1. Where is Vietnam?
Show the children where Vietnam is on a world map. Have one child place a finger there. Have another child place a finger at your state on the map. Notice how far apart the two are. Place a stick-on flag or dot on Vietnam, noting the three countries that are now marked. Take a moment to review the other stories. Sing the song “Children of the World.” (Materials: map or globe, stick-on flags or dots, music)
2. Making CWS School Kits
Invite children to decorate pre-made cloth School Kit bags (12” x 14” with a cloth handle and closure — Velcro, snap, or button) with fabric paint or markers. Set them aside to dry. The children can take the bags home with “E-x-t-e-n-d Yourself This Week” and return them with the supplies listed there. Or invite the congregation to contribute to fill the bags.
Place the items listed on the take-home sheet into the cloth bag. Secure the closure. Plan a time for the children to bring in the completed School Kits, and dedicate them during the mission fair or congregational worship.
When the Kits are completed, pack them in a sturdy box. Mark “School Kits” on the outside. Complete the Kits coupon and put it in the box. Ship the box to the address on the coupon. Send money for shipping and processing ($2 per Kit) or for purchasing Kits ($15 each) to the address on the donation coupon. (Materials: items for each Kit, cloth school bags, fabric paint and brushes or fabric paint in tubes, paint smocks, cardboard carton, sealing tape.)
3. Conversation About Sanitation

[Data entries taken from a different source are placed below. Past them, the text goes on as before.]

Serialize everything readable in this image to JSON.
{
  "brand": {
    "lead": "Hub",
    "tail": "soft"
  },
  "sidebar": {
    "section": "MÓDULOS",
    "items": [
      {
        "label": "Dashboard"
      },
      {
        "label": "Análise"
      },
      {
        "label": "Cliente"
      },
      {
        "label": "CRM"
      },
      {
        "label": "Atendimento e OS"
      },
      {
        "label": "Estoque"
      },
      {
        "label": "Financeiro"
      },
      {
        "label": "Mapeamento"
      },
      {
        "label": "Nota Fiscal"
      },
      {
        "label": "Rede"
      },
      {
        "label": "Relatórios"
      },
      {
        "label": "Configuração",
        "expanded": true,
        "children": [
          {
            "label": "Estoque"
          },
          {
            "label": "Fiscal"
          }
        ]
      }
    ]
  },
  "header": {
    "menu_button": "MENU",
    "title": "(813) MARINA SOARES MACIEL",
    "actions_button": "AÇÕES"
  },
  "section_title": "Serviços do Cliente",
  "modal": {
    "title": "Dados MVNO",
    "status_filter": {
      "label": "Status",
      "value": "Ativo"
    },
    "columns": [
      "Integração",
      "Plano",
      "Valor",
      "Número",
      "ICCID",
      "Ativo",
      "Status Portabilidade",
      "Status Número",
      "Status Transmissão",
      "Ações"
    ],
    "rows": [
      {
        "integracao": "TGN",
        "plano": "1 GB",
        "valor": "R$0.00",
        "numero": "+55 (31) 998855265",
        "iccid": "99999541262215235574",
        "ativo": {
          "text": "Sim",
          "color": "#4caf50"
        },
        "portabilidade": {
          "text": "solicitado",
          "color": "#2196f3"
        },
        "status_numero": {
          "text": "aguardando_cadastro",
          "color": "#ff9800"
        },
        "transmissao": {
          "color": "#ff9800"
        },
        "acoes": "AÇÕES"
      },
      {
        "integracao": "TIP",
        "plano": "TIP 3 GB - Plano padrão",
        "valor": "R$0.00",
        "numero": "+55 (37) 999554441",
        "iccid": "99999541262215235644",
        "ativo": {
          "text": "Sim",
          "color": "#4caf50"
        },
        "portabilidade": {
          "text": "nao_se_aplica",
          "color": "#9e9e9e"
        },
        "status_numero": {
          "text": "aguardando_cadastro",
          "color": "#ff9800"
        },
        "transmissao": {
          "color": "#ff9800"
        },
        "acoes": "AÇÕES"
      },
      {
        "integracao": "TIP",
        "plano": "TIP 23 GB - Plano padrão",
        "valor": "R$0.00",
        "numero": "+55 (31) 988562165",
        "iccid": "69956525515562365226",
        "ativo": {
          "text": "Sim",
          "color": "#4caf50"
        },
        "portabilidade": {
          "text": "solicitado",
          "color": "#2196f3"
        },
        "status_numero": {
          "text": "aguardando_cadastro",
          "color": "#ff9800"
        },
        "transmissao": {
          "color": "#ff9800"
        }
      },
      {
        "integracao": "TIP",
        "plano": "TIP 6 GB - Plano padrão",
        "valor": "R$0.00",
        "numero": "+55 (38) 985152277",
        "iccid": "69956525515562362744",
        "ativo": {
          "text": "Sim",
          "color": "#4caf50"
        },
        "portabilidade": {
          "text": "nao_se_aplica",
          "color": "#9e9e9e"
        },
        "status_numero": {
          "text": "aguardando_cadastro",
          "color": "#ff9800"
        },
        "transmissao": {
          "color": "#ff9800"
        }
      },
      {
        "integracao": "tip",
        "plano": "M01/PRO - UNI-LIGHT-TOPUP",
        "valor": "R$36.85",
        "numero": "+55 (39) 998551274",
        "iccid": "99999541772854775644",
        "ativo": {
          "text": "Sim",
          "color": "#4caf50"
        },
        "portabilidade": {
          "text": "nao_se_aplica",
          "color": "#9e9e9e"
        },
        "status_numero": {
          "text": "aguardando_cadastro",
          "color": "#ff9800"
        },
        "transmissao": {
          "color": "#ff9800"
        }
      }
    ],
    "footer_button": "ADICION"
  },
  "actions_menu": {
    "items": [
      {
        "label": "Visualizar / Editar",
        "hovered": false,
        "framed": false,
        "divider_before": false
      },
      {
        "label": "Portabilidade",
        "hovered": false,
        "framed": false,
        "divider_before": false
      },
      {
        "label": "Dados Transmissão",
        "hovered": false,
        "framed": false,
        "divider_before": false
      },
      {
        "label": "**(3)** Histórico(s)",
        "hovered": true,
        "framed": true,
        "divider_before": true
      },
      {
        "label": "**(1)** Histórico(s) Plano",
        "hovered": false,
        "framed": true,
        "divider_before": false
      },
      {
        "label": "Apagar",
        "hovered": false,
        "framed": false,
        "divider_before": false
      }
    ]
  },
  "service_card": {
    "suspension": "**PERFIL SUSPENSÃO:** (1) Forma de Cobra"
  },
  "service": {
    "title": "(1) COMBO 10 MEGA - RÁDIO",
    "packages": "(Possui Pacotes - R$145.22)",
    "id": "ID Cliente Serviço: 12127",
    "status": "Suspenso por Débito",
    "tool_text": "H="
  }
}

Invite the children to name things that they can do to avoid bacteria and germs that carry disease. If you have more than eight children, form two groups and have each one create a list. Then combine their lists to see how many ways they named together. (Materials: newsprint or white board, markers)
4. Vietnamese Game
This game, which is played at the Vietnamese New Year’s celebration, works best with at least five children and an adult leader. Select one child to be “It.” That child is blindfolded and the other children stand wherever they like in the playing area. The leader takes “It” around to meet each child, but “It” cannot see where the children are, of course. The leader then takes “It” to a central spot in the space. Now the children clap. “It” tries to find each one by going toward the sound of the clapping. As “It” finds each child and touches her or him, that child stops clapping. The object is for “It” to find each child. (From A World of Children’s Games by Mary Duckert, Friendship Press, 1993, p. 40.) (Materials: fabric for a blindfold)
5. Soap Craft
Creating soap shapes can be a reminder to the children of Son’s story and an enticement to wash their hands as well. The children can assist in making the soap clay as well as shaping it. Place two cups of shaved flakes of Ivory soap in a large bowl. Gradually add two tablespoons (or more) of water and drops of food coloring. Have the children mix and squeeze the ingredients with their hands until it forms a ball. Then give each child some soap clay to shape or roll into a ball. You can add oatmeal or flower petals to the mixture too. Set the soap balls aside to dry. (Materials: Ivory soap, grater, large bowl, food coloring, oatmeal or flower petals (optional))
6. Vietnamese Nutritious Snacks
In Vietnam, breakfast is usually a bowl of sticky rice with peanuts and coconut milk. For a similar dish, serve rice with warm sweetened condensed milk. Provide bowls of peanuts and shredded coconut for the children to add as they wish. (Materials: cooked rice, sweetened condensed milk, peanuts, shredded coconut)